Start of Records for this exercise

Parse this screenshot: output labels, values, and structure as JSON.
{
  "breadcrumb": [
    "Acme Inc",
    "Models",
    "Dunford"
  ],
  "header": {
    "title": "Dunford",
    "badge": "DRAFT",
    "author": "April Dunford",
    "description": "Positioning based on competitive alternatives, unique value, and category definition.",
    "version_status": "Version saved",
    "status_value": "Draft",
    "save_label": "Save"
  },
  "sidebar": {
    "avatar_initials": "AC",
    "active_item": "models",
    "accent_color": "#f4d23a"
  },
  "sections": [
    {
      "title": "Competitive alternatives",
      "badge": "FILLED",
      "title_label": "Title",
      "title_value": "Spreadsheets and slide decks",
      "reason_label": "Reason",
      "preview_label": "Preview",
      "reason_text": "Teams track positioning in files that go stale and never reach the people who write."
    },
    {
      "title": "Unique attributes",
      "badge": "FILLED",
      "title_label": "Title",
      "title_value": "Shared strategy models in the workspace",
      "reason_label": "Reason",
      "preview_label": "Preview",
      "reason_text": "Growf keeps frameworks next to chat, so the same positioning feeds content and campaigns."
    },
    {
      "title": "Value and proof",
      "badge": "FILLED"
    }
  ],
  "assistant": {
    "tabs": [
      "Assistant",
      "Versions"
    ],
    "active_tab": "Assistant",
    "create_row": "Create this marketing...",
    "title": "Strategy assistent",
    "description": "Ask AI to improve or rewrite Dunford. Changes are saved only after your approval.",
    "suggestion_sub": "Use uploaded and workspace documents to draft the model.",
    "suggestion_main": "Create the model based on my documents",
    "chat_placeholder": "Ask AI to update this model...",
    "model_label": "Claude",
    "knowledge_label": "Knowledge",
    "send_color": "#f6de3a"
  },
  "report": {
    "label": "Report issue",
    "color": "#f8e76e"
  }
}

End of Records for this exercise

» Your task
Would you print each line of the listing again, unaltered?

» Solution to the exercise
Parse this screenshot: output labels, values, and structure as JSON.
{
  "breadcrumb": [
    "Acme Inc",
    "Models",
    "Dunford"
  ],
  "header": {
    "title": "Dunford",
    "badge": "DRAFT",
    "author": "April Dunford",
    "description": "Positioning based on competitive alternatives, unique value, and category definition.",
    "version_status": "Version saved",
    "status_value": "Draft",
    "save_label": "Save"
  },
  "sidebar": {
    "avatar_initials": "AC",
    "active_item": "models",
    "accent_color": "#f4d23a"
  },
  "sections": [
    {
      "title": "Competitive alternatives",
      "badge": "FILLED",
      "title_label": "Title",
      "title_value": "Spreadsheets and slide decks",
      "reason_label": "Reason",
      "preview_label": "Preview",
      "reason_text": "Teams track positioning in files that go stale and never reach the people who write."
    },
    {
      "title": "Unique attributes",
      "badge": "FILLED",
      "title_label": "Title",
      "title_value": "Shared strategy models in the workspace",
      "reason_label": "Reason",
      "preview_label": "Preview",
      "reason_text": "Growf keeps frameworks next to chat, so the same positioning feeds content and campaigns."
    },
    {
      "title": "Value and proof",
      "badge": "FILLED"
    }
  ],
  "assistant": {
    "tabs": [
      "Assistant",
      "Versions"
    ],
    "active_tab": "Assistant",
    "create_row": "Create this marketing...",
    "title": "Strategy assistent",
    "description": "Ask AI to improve or rewrite Dunford. Changes are saved only after your approval.",
    "suggestion_sub": "Use uploaded and workspace documents to draft the model.",
    "suggestion_main": "Create the model based on my documents",
    "chat_placeholder": "Ask AI to update this model...",
    "model_label": "Claude",
    "knowledge_label": "Knowledge",
    "send_color": "#f6de3a"
  },
  "report": {
    "label": "Report issue",
    "color": "#f8e76e"
  }
}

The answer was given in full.